Since the election, Mr. Ryan has endorsed the “principles” outlined by Mr. Rubio in his push for comprehensive reform — a pitch that includes some kind of path to legal status for some immigrants living in the United States illegally.

Despite the pleas of Mr. Christie, Mr. Ryan voted against two measures directing more money toward the victims of Superstorm Sandy.

And Mr. Ryan voted for the “fiscal cliff” deal that made George W. Bush-era tax rates permanent for 98 percent of Americans, and raises taxes on the nation’s top earners — a deal that potential rivals Mr. Rubio and Mr. Paul voted against.

Mr. Ryan’s vote provided Mr. Boehner with some political cover and helped ease the bill through the House, 257 to 167 — with 151 Republicans opposed and 85 in favor.

Mr. Ryan defended the vote, saying the risk was worth the reward of locking in lower tax rates for most Americans — something that Republicans failed to do on Mr. Bush’s watch.

“In short, there was no way we’d get a better deal,” he said, adding that without it, every taxpayer would have paid more. “Our economy would have gone into a nose dive. Once I came to that conclusion, my decision was simple: If you think a bill has to pass, then you vote for it.”

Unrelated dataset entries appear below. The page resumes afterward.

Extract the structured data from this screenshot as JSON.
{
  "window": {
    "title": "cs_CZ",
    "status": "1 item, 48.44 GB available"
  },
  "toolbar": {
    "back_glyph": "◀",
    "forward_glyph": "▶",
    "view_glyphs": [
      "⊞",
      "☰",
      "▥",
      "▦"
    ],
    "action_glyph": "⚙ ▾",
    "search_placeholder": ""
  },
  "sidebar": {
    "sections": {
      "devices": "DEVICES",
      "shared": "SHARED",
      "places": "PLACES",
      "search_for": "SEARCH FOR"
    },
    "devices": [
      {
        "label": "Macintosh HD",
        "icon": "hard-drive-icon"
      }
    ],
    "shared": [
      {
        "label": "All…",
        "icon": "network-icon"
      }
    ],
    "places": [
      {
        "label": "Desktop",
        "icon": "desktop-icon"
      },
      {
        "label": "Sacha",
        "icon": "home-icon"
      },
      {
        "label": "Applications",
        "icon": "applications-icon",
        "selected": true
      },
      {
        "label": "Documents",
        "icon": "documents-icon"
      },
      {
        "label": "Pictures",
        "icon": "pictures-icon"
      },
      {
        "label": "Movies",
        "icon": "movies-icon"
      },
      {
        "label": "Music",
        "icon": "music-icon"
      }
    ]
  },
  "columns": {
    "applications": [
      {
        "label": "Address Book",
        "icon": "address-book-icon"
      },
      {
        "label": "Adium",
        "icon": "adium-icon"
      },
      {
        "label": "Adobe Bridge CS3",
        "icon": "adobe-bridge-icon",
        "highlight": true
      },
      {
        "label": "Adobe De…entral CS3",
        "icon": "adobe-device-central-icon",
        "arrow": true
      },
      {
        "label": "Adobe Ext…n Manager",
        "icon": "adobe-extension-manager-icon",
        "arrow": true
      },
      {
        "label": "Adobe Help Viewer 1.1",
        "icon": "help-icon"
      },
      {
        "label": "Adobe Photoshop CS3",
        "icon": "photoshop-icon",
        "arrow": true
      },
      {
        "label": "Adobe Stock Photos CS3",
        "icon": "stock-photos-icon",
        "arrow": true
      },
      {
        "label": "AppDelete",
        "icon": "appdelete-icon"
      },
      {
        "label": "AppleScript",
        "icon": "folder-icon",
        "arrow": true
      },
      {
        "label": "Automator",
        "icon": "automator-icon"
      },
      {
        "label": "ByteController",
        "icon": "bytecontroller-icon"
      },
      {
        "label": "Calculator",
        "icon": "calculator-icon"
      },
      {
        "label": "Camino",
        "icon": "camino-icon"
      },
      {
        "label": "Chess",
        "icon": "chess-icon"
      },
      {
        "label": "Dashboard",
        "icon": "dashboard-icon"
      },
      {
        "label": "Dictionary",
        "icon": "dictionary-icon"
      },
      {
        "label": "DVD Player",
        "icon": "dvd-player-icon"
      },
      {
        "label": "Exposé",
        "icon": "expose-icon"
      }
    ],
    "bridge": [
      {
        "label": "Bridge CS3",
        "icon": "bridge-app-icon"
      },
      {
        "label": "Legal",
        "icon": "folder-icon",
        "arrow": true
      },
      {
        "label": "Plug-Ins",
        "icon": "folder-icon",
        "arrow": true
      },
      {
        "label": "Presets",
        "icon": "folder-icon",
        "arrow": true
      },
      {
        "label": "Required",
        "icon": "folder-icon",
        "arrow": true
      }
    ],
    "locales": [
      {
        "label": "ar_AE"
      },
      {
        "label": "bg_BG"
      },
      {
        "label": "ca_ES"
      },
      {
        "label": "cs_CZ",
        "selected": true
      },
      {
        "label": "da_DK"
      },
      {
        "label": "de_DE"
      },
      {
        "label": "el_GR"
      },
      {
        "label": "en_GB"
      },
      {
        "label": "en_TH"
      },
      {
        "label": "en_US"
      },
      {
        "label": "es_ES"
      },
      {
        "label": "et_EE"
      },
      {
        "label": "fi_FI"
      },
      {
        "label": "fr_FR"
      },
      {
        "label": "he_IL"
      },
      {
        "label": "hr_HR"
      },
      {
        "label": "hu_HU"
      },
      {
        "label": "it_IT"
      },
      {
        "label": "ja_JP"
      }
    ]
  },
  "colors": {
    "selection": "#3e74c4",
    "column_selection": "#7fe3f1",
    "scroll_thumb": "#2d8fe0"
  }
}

The Club for Growth, an influential anti-spending group, opposed the proposal because it increased taxes on marginal income, capital gains and dividends, and delayed the $110 billion in automatic spending cuts — “breaking the promise made by Congress in 2011 to cut government spending.”

Asked about Mr. Ryan’s vote, Chris Chocola, the group’s president, shied away from blasting the eight-term congressman. Mr. Chocola said that several conservatives — including Sen. Patrick J. Toomey of Pennsylvania, Mr. Chocola’s predecessor — viewed the proposal as the lesser of two evils.

“At times, we don’t see eye-to-eye on some of the votes, but shifting the conference toward entitlement reform is a real sign of leadership,” Mr. Chocola said.